Rhythm & Views


Sick of indie rock? Me, too. From the Shins to the Kills to the Thermals, it's all just watered-down, late-'80s alt-rock minus flannel, hooks and innovative guitarmanship. Seriously, these crazy kids have made it impossible to find, much less buy, a vintage Telecaster in many urban areas of the country. Find another axe to grind, people!

Of course, there are always striking exceptions to the blandness that marks the indie-rock genre as a whole, and I suspect the Constantines play Telecasters because their stadium-rockin' hero Bruce Springsteen plays one. Songs like "Working Full-Time"--which sounds like an outtake from Darkness on the Edge of Town--and the love anthem "Lizaveta" are soaked in blue-collar sweat and factory-punched imagery. In the former, vocalists/guitarists Bryan Webb and Steve Lambke howl: "Vigilant people / In the cult of enterprise / Lean into the day / with all your heart and mind." There is real poetry to be enjoyed in Tournament of Hearts, a refreshing departure from the nonsensical lyrics that indie-rockers try to pass off as verse. Still, with its dry, muted production and spiky guitar arrangements, this album won't scare off any Modest Mouse fans.
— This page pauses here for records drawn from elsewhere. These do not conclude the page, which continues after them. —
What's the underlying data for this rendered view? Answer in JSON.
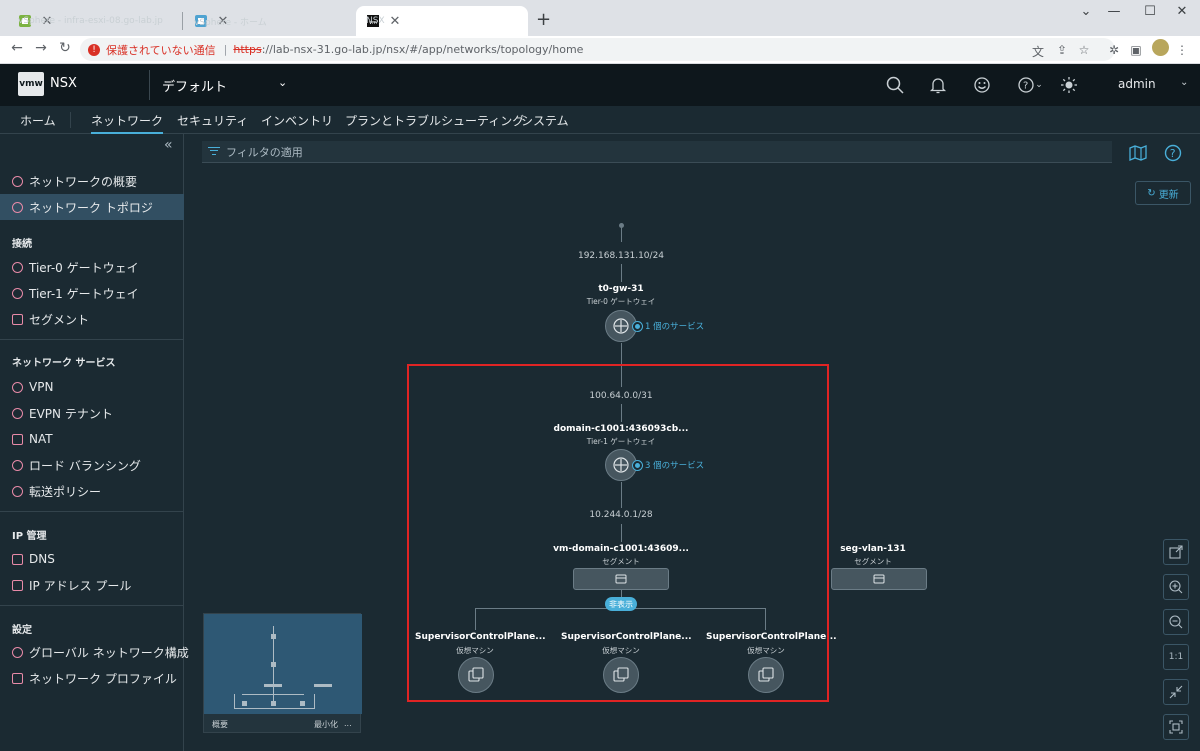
{
  "browser": {
    "tabs": [
      {
        "title": "vSphere - infra-esxi-08.go-lab.jp"
      },
      {
        "title": "vSphere - ホーム"
      },
      {
        "title": "NSX"
      }
    ],
    "security_label": "保護されていない通信",
    "url_scheme": "https",
    "url_rest": "://lab-nsx-31.go-lab.jp/nsx/#/app/networks/topology/home"
  },
  "header": {
    "logo": "vmw",
    "product": "NSX",
    "context": "デフォルト",
    "user": "admin"
  },
  "nav": {
    "tabs": [
      "ホーム",
      "ネットワーク",
      "セキュリティ",
      "インベントリ",
      "プランとトラブルシューティング",
      "システム"
    ],
    "active": "ネットワーク"
  },
  "sidebar": {
    "top_items": [
      "ネットワークの概要",
      "ネットワーク トポロジ"
    ],
    "sections": [
      {
        "heading": "接続",
        "items": [
          "Tier-0 ゲートウェイ",
          "Tier-1 ゲートウェイ",
          "セグメント"
        ]
      },
      {
        "heading": "ネットワーク サービス",
        "items": [
          "VPN",
          "EVPN テナント",
          "NAT",
          "ロード バランシング",
          "転送ポリシー"
        ]
      },
      {
        "heading": "IP 管理",
        "items": [
          "DNS",
          "IP アドレス プール"
        ]
      },
      {
        "heading": "設定",
        "items": [
          "グローバル ネットワーク構成",
          "ネットワーク プロファイル"
        ]
      }
    ]
  },
  "content": {
    "filter_placeholder": "フィルタの適用",
    "refresh": "更新",
    "topology": {
      "uplink_ip": "192.168.131.10/24",
      "t0": {
        "name": "t0-gw-31",
        "type": "Tier-0 ゲートウェイ",
        "services": "1 個のサービス"
      },
      "t0_t1_ip": "100.64.0.0/31",
      "t1": {
        "name": "domain-c1001:436093cb...",
        "type": "Tier-1 ゲートウェイ",
        "services": "3 個のサービス"
      },
      "t1_seg_ip": "10.244.0.1/28",
      "segment": {
        "name": "vm-domain-c1001:43609...",
        "type": "セグメント"
      },
      "segment2": {
        "name": "seg-vlan-131",
        "type": "セグメント"
      },
      "hide_label": "非表示",
      "vms": [
        {
          "name": "SupervisorControlPlane...",
          "type": "仮想マシン"
        },
        {
          "name": "SupervisorControlPlane...",
          "type": "仮想マシン"
        },
        {
          "name": "SupervisorControlPlane...",
          "type": "仮想マシン"
        }
      ]
    },
    "minimap": {
      "label": "概要",
      "minimize": "最小化",
      "more": "..."
    },
    "zoom_fit": "1:1"
  }
}
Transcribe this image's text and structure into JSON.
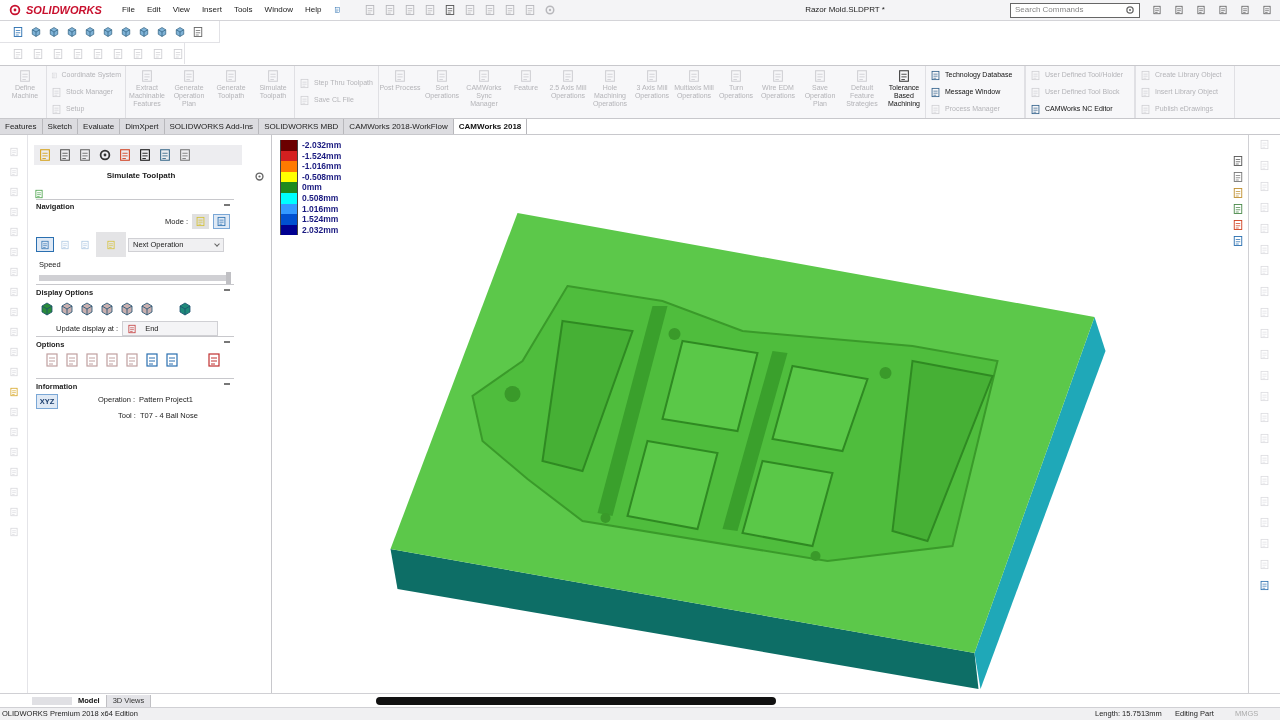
{
  "app": {
    "logo": "SOLIDWORKS",
    "menu": [
      "File",
      "Edit",
      "View",
      "Insert",
      "Tools",
      "Window",
      "Help"
    ],
    "title": "Razor Mold.SLDPRT *",
    "search": {
      "placeholder": "Search Commands"
    }
  },
  "ribbon": [
    {
      "kind": "large",
      "label": "Define Machine",
      "enabled": false
    },
    {
      "kind": "stack",
      "items": [
        {
          "label": "Coordinate System",
          "enabled": false
        },
        {
          "label": "Stock Manager",
          "enabled": false
        },
        {
          "label": "Setup",
          "enabled": false
        }
      ]
    },
    {
      "kind": "large",
      "label": "Extract Machinable Features",
      "enabled": false
    },
    {
      "kind": "large",
      "label": "Generate Operation Plan",
      "enabled": false
    },
    {
      "kind": "large",
      "label": "Generate Toolpath",
      "enabled": false
    },
    {
      "kind": "large",
      "label": "Simulate Toolpath",
      "enabled": false
    },
    {
      "kind": "stack",
      "items": [
        {
          "label": "Step Thru Toolpath",
          "enabled": false
        },
        {
          "label": "Save CL File",
          "enabled": false
        }
      ]
    },
    {
      "kind": "large",
      "label": "Post Process",
      "enabled": false
    },
    {
      "kind": "large",
      "label": "Sort Operations",
      "enabled": false
    },
    {
      "kind": "large",
      "label": "CAMWorks Sync Manager",
      "enabled": false
    },
    {
      "kind": "large",
      "label": "Feature",
      "enabled": false
    },
    {
      "kind": "large",
      "label": "2.5 Axis Mill Operations",
      "enabled": false
    },
    {
      "kind": "large",
      "label": "Hole Machining Operations",
      "enabled": false
    },
    {
      "kind": "large",
      "label": "3 Axis Mill Operations",
      "enabled": false
    },
    {
      "kind": "large",
      "label": "Multiaxis Mill Operations",
      "enabled": false
    },
    {
      "kind": "large",
      "label": "Turn Operations",
      "enabled": false
    },
    {
      "kind": "large",
      "label": "Wire EDM Operations",
      "enabled": false
    },
    {
      "kind": "large",
      "label": "Save Operation Plan",
      "enabled": false
    },
    {
      "kind": "large",
      "label": "Default Feature Strategies",
      "enabled": false
    },
    {
      "kind": "large",
      "label": "Tolerance Based Machining",
      "enabled": true
    },
    {
      "kind": "stack",
      "items": [
        {
          "label": "Technology Database",
          "enabled": true
        },
        {
          "label": "Message Window",
          "enabled": true
        },
        {
          "label": "Process Manager",
          "enabled": false
        }
      ]
    },
    {
      "kind": "stack",
      "items": [
        {
          "label": "User Defined Tool/Holder",
          "enabled": false
        },
        {
          "label": "User Defined Tool Block",
          "enabled": false
        },
        {
          "label": "CAMWorks NC Editor",
          "enabled": true
        }
      ]
    },
    {
      "kind": "stack",
      "items": [
        {
          "label": "Create Library Object",
          "enabled": false
        },
        {
          "label": "Insert Library Object",
          "enabled": false
        },
        {
          "label": "Publish eDrawings",
          "enabled": false
        }
      ]
    }
  ],
  "tabs": [
    {
      "label": "Features",
      "selected": false
    },
    {
      "label": "Sketch",
      "selected": false
    },
    {
      "label": "Evaluate",
      "selected": false
    },
    {
      "label": "DimXpert",
      "selected": false
    },
    {
      "label": "SOLIDWORKS Add-Ins",
      "selected": false
    },
    {
      "label": "SOLIDWORKS MBD",
      "selected": false
    },
    {
      "label": "CAMWorks 2018-WorkFlow",
      "selected": false
    },
    {
      "label": "CAMWorks 2018",
      "selected": true
    }
  ],
  "panel": {
    "title": "Simulate Toolpath",
    "navigation": {
      "title": "Navigation",
      "mode_label": "Mode :",
      "step_mode": "Next Operation",
      "speed_label": "Speed",
      "speed": {
        "level": 1.0
      }
    },
    "display_options": {
      "title": "Display Options",
      "update_label": "Update display at :",
      "update_value": "End"
    },
    "options": {
      "title": "Options"
    },
    "information": {
      "title": "Information",
      "button": "XYZ",
      "lines": [
        {
          "label": "Operation :",
          "value": "Pattern Project1"
        },
        {
          "label": "Tool :",
          "value": "T07 - 4 Ball Nose"
        }
      ]
    }
  },
  "legend": [
    {
      "label": "-2.032mm",
      "color": "#6b0000"
    },
    {
      "label": "-1.524mm",
      "color": "#d42020"
    },
    {
      "label": "-1.016mm",
      "color": "#ff7a00"
    },
    {
      "label": "-0.508mm",
      "color": "#ffff00"
    },
    {
      "label": "0mm",
      "color": "#1e8a1e"
    },
    {
      "label": "0.508mm",
      "color": "#00ffff"
    },
    {
      "label": "1.016mm",
      "color": "#3399ff"
    },
    {
      "label": "1.524mm",
      "color": "#0050d0"
    },
    {
      "label": "2.032mm",
      "color": "#000090"
    }
  ],
  "bottom_tabs": [
    {
      "label": "Model",
      "selected": true
    },
    {
      "label": "3D Views",
      "selected": false
    }
  ],
  "status_bar": {
    "edition": "OLIDWORKS Premium 2018 x64 Edition",
    "length": "Length: 15.7513mm",
    "mode": "Editing Part",
    "units": "MMGS"
  }
}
Hailing from Guelph, Ontario, the Constantines have more to recommend them besides a knack for restrained yet rewarding songcraft. They bring a passionate intensity that threatens to boil over the tight, indie-rock format they refuse to abandon. In "Love in Fear," when Webb demands to be kissed on a rooftop "under helicopters of desire," you may find yourself wishing for a similar infatuation. Or you may just search eBay for a used Telecaster.